[Component data from apps and pages]
▬▬▬▬▬▬

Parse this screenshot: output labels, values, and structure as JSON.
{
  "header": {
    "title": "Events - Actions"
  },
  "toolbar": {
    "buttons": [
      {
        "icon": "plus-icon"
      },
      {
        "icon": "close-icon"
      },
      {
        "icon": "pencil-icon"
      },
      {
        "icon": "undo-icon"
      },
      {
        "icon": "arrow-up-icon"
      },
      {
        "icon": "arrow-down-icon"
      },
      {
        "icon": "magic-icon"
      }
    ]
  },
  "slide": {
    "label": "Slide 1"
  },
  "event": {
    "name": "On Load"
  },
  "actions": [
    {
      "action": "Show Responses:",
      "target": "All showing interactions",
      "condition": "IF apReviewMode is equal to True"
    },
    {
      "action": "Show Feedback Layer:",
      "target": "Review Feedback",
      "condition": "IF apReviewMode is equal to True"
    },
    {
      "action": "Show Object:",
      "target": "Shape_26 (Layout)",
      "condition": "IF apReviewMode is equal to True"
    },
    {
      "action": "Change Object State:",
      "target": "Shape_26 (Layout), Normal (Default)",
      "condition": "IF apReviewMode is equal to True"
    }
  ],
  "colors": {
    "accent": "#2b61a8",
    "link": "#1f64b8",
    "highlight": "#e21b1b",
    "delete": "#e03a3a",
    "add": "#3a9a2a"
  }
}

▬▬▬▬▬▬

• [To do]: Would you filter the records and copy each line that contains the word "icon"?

• [Response to this task]:
        "icon": "plus-icon"
        "icon": "close-icon"
        "icon": "pencil-icon"
        "icon": "undo-icon"
        "icon": "arrow-up-icon"
        "icon": "arrow-down-icon"
        "icon": "magic-icon"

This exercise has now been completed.